The taste associated with Southern Nevada's water comes from a combination of chlorine used in the treatment process and a high level of naturally-occuring minerals.

Trace amounts of chlorine remain in the water while it is being delivered to the tap to keep the water and our distribution system clean. This amount is minimal (0.2-1.0 parts per million free chlorine residual in the distribution system) and poses no health risks, but it can taste a little odd if you are not used to it.

The taste of the water is not a reflection of the water's quality. Southern Nevada's water supply is among the cleanest in the world. If you don't like the taste of your tap water, try one of the following:

  • If water tastes "chlorinated," leave it out overnight or boil it. Exposure to air makes the chlorine taste disappear.
  • Refrigerate tap water before drinking, preferably in a glass pitcher, as plastic can provide its own aftertaste.
  • Add a teaspoon or two of lemon juice to refrigerated water.

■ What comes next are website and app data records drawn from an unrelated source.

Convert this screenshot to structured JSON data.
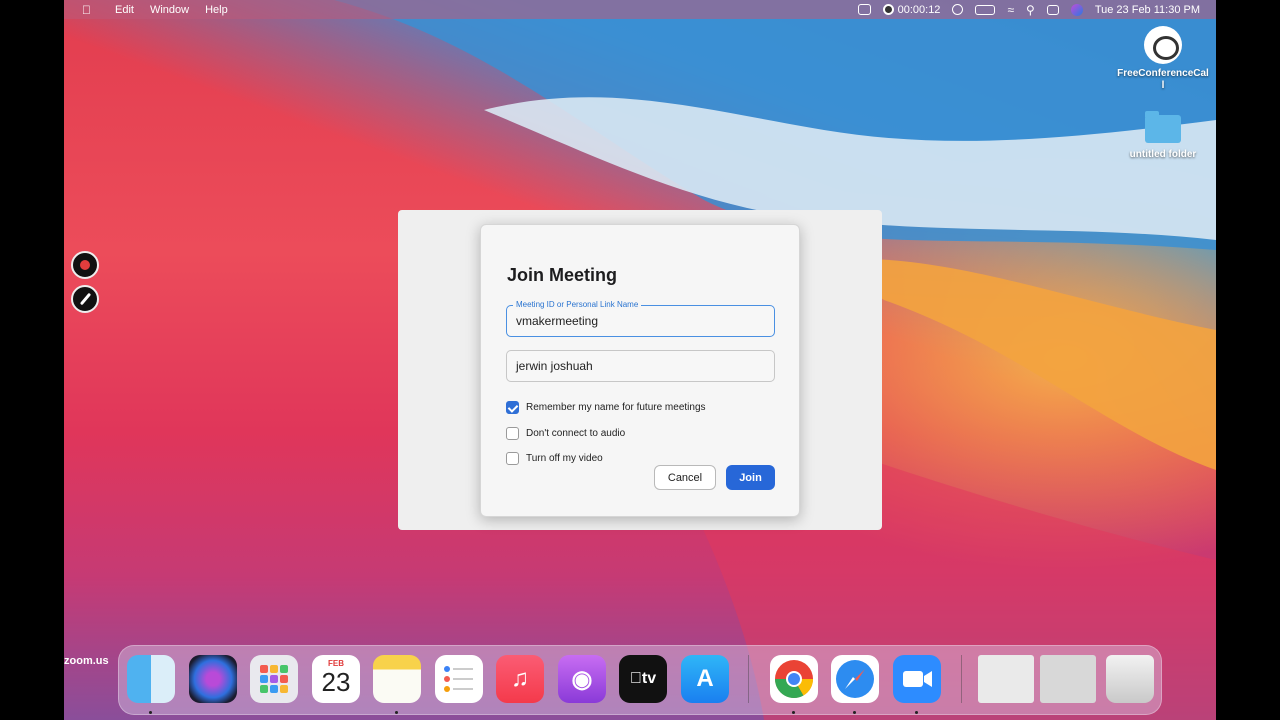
{
  "menubar": {
    "apple": "",
    "app_name": "zoom.us",
    "menus": [
      "Edit",
      "Window",
      "Help"
    ],
    "recording_time": "00:00:12",
    "date_time": "Tue 23 Feb  11:30 PM"
  },
  "desktop": {
    "icons": [
      {
        "label": "FreeConferenceCall",
        "icon": "phone-icon"
      },
      {
        "label": "untitled folder",
        "icon": "folder-icon"
      }
    ]
  },
  "dialog": {
    "title": "Join Meeting",
    "meeting_id_label": "Meeting ID or Personal Link Name",
    "meeting_id_value": "vmakermeeting",
    "name_value": "jerwin joshuah",
    "options": [
      {
        "label": "Remember my name for future meetings",
        "checked": true
      },
      {
        "label": "Don't connect to audio",
        "checked": false
      },
      {
        "label": "Turn off my video",
        "checked": false
      }
    ],
    "cancel_label": "Cancel",
    "join_label": "Join"
  },
  "dock": {
    "calendar_month": "FEB",
    "calendar_day": "23",
    "apps": [
      "finder",
      "siri",
      "launchpad",
      "calendar",
      "notes",
      "reminders",
      "music",
      "podcasts",
      "tv",
      "app-store",
      "chrome",
      "safari",
      "zoom",
      "recent-1",
      "recent-2",
      "trash"
    ]
  },
  "colors": {
    "accent": "#2767d8",
    "wallpaper_red": "#e23d4f",
    "wallpaper_blue": "#2f7cc4",
    "wallpaper_orange": "#f6b248"
  }
}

Home Treatment Systems
Area tap water surpasses the standards of the Safe Drinking Water Act. Unless you have a medical condition that has compromised your immune system or leaves you at higher risk for waterborne disease, you don't need a home water-treatment system. If you decide to buy a home water-treatment system, the decision should be based on taste preferences rather than water quality concerns. Visit snwa.com for more information about home treatment systems.